Filter the records for lines holding the string "Compensation".

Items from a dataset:
<<<<
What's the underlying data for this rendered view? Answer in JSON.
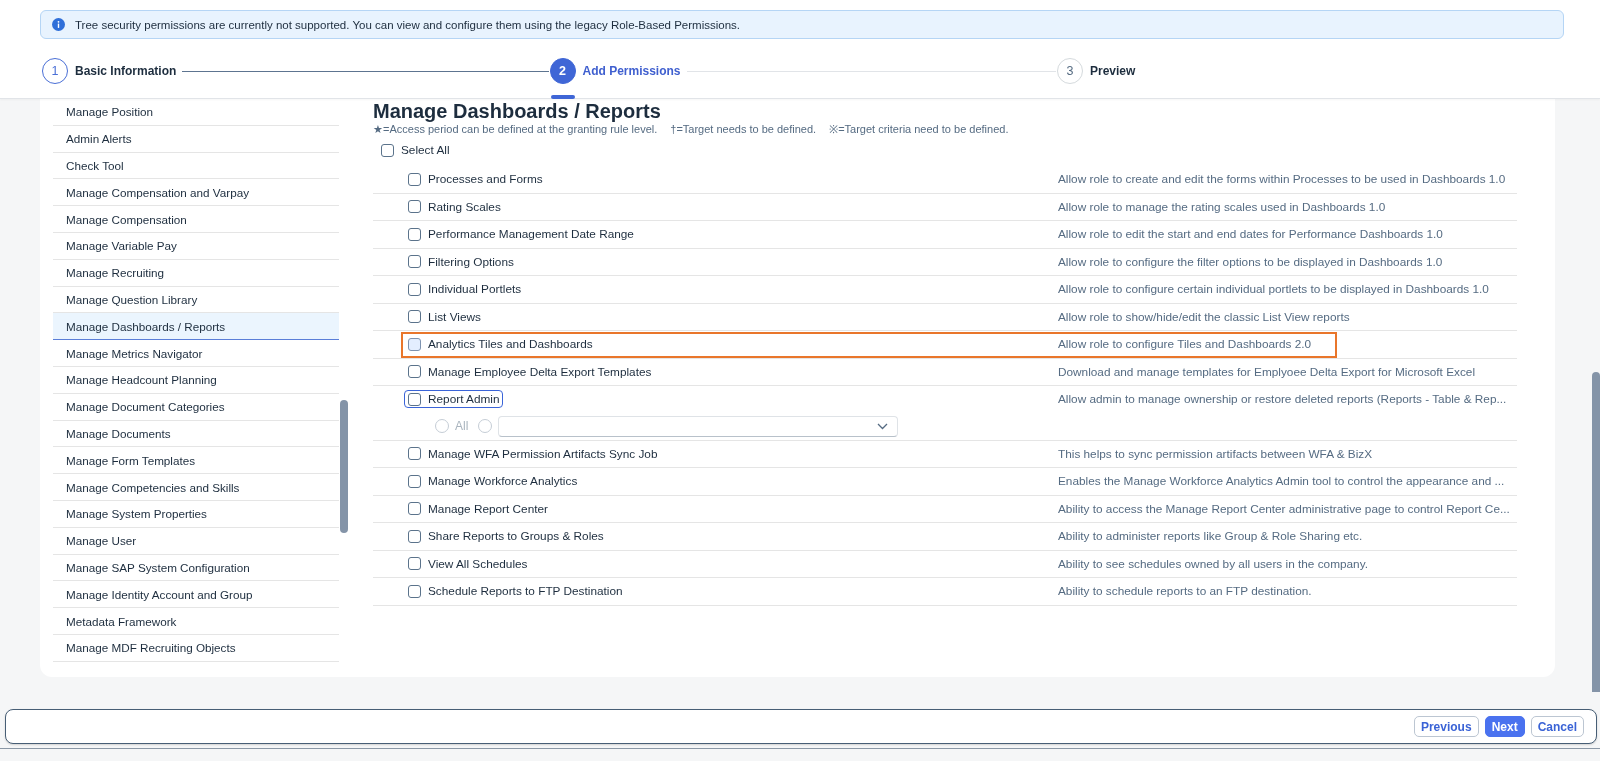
{
  "banner": {
    "kind": "info",
    "text": "Tree security permissions are currently not supported. You can view and configure them using the legacy Role-Based Permissions."
  },
  "steps": [
    {
      "number": "1",
      "label": "Basic Information",
      "selected": false,
      "completed": true
    },
    {
      "number": "2",
      "label": "Add Permissions",
      "selected": true,
      "completed": false
    },
    {
      "number": "3",
      "label": "Preview",
      "selected": false,
      "completed": false
    }
  ],
  "sidebar": {
    "items": [
      {
        "label": "Manage Position",
        "selected": false
      },
      {
        "label": "Admin Alerts",
        "selected": false
      },
      {
        "label": "Check Tool",
        "selected": false
      },
      {
        "label": "Manage Compensation and Varpay",
        "selected": false
      },
      {
        "label": "Manage Compensation",
        "selected": false
      },
      {
        "label": "Manage Variable Pay",
        "selected": false
      },
      {
        "label": "Manage Recruiting",
        "selected": false
      },
      {
        "label": "Manage Question Library",
        "selected": false
      },
      {
        "label": "Manage Dashboards / Reports",
        "selected": true
      },
      {
        "label": "Manage Metrics Navigator",
        "selected": false
      },
      {
        "label": "Manage Headcount Planning",
        "selected": false
      },
      {
        "label": "Manage Document Categories",
        "selected": false
      },
      {
        "label": "Manage Documents",
        "selected": false
      },
      {
        "label": "Manage Form Templates",
        "selected": false
      },
      {
        "label": "Manage Competencies and Skills",
        "selected": false
      },
      {
        "label": "Manage System Properties",
        "selected": false
      },
      {
        "label": "Manage User",
        "selected": false
      },
      {
        "label": "Manage SAP System Configuration",
        "selected": false
      },
      {
        "label": "Manage Identity Account and Group",
        "selected": false
      },
      {
        "label": "Metadata Framework",
        "selected": false
      },
      {
        "label": "Manage MDF Recruiting Objects",
        "selected": false
      }
    ]
  },
  "section": {
    "title": "Manage Dashboards / Reports",
    "legend": [
      "★=Access period can be defined at the granting rule level.",
      "†=Target needs to be defined.",
      "※=Target criteria need to be defined."
    ],
    "select_all": {
      "label": "Select All",
      "checked": false
    },
    "permissions": [
      {
        "label": "Processes and Forms",
        "description": "Allow role to create and edit the forms within Processes to be used in Dashboards 1.0",
        "checked": false,
        "hovered": false,
        "focused": false,
        "highlighted": false
      },
      {
        "label": "Rating Scales",
        "description": "Allow role to manage the rating scales used in Dashboards 1.0",
        "checked": false,
        "hovered": false,
        "focused": false,
        "highlighted": false
      },
      {
        "label": "Performance Management Date Range",
        "description": "Allow role to edit the start and end dates for Performance Dashboards 1.0",
        "checked": false,
        "hovered": false,
        "focused": false,
        "highlighted": false
      },
      {
        "label": "Filtering Options",
        "description": "Allow role to configure the filter options to be displayed in Dashboards 1.0",
        "checked": false,
        "hovered": false,
        "focused": false,
        "highlighted": false
      },
      {
        "label": "Individual Portlets",
        "description": "Allow role to configure certain individual portlets to be displayed in Dashboards 1.0",
        "checked": false,
        "hovered": false,
        "focused": false,
        "highlighted": false
      },
      {
        "label": "List Views",
        "description": "Allow role to show/hide/edit the classic List View reports",
        "checked": false,
        "hovered": false,
        "focused": false,
        "highlighted": false
      },
      {
        "label": "Analytics Tiles and Dashboards",
        "description": "Allow role to configure Tiles and Dashboards 2.0",
        "checked": false,
        "hovered": true,
        "focused": false,
        "highlighted": true
      },
      {
        "label": "Manage Employee Delta Export Templates",
        "description": "Download and manage templates for Emplyoee Delta Export for Microsoft Excel",
        "checked": false,
        "hovered": false,
        "focused": false,
        "highlighted": false
      },
      {
        "label": "Report Admin",
        "description": "Allow admin to manage ownership or restore deleted reports (Reports - Table & Rep...",
        "checked": false,
        "hovered": false,
        "focused": true,
        "highlighted": false,
        "scope_options": [
          {
            "kind": "radio",
            "label": "All",
            "selected": false,
            "disabled": true
          },
          {
            "kind": "radio-select",
            "selected": false,
            "disabled": true
          }
        ]
      },
      {
        "label": "Manage WFA Permission Artifacts Sync Job",
        "description": "This helps to sync permission artifacts between WFA & BizX",
        "checked": false,
        "hovered": false,
        "focused": false,
        "highlighted": false
      },
      {
        "label": "Manage Workforce Analytics",
        "description": "Enables the Manage Workforce Analytics Admin tool to control the appearance and ...",
        "checked": false,
        "hovered": false,
        "focused": false,
        "highlighted": false
      },
      {
        "label": "Manage Report Center",
        "description": "Ability to access the Manage Report Center administrative page to control Report Ce...",
        "checked": false,
        "hovered": false,
        "focused": false,
        "highlighted": false
      },
      {
        "label": "Share Reports to Groups & Roles",
        "description": "Ability to administer reports like Group & Role Sharing etc.",
        "checked": false,
        "hovered": false,
        "focused": false,
        "highlighted": false
      },
      {
        "label": "View All Schedules",
        "description": "Ability to see schedules owned by all users in the company.",
        "checked": false,
        "hovered": false,
        "focused": false,
        "highlighted": false
      },
      {
        "label": "Schedule Reports to FTP Destination",
        "description": "Ability to schedule reports to an FTP destination.",
        "checked": false,
        "hovered": false,
        "focused": false,
        "highlighted": false
      }
    ]
  },
  "footer": {
    "buttons": [
      {
        "label": "Previous",
        "kind": "secondary"
      },
      {
        "label": "Next",
        "kind": "primary"
      },
      {
        "label": "Cancel",
        "kind": "secondary"
      }
    ]
  }
}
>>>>
# Answer for the task
        "label": "Manage Compensation and Varpay",
        "label": "Manage Compensation",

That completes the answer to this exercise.